━━━━━ Records for processing ━━━━━

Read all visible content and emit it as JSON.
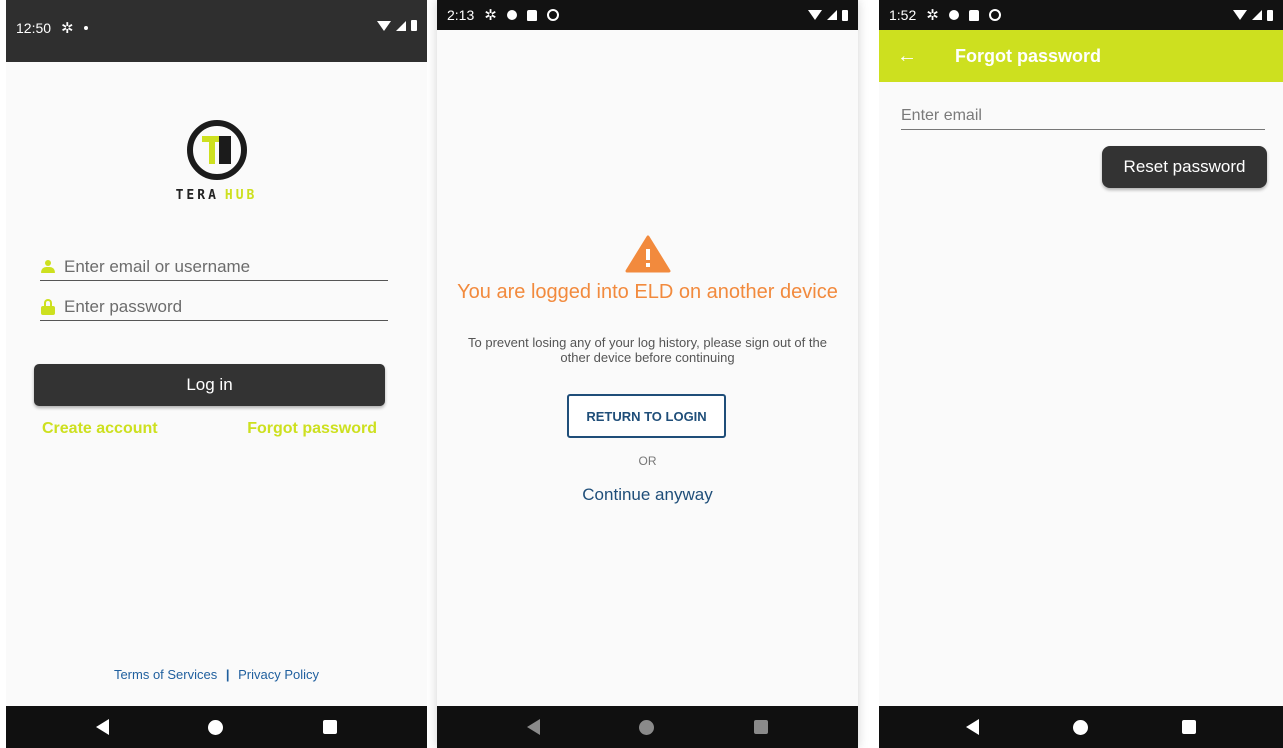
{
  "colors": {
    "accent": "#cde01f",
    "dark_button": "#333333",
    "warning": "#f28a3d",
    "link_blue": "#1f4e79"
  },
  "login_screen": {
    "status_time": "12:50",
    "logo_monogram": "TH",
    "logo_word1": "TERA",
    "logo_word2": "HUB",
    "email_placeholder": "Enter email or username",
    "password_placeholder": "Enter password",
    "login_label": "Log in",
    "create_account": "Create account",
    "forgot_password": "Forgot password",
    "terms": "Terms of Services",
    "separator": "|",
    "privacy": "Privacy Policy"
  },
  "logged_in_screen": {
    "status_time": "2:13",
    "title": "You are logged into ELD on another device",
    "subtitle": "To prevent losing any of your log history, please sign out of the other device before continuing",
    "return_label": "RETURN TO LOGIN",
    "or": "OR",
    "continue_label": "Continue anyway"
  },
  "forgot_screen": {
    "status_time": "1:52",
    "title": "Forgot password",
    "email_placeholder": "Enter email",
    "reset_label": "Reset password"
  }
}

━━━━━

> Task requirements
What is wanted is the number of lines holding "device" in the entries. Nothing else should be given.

> Exercise result
2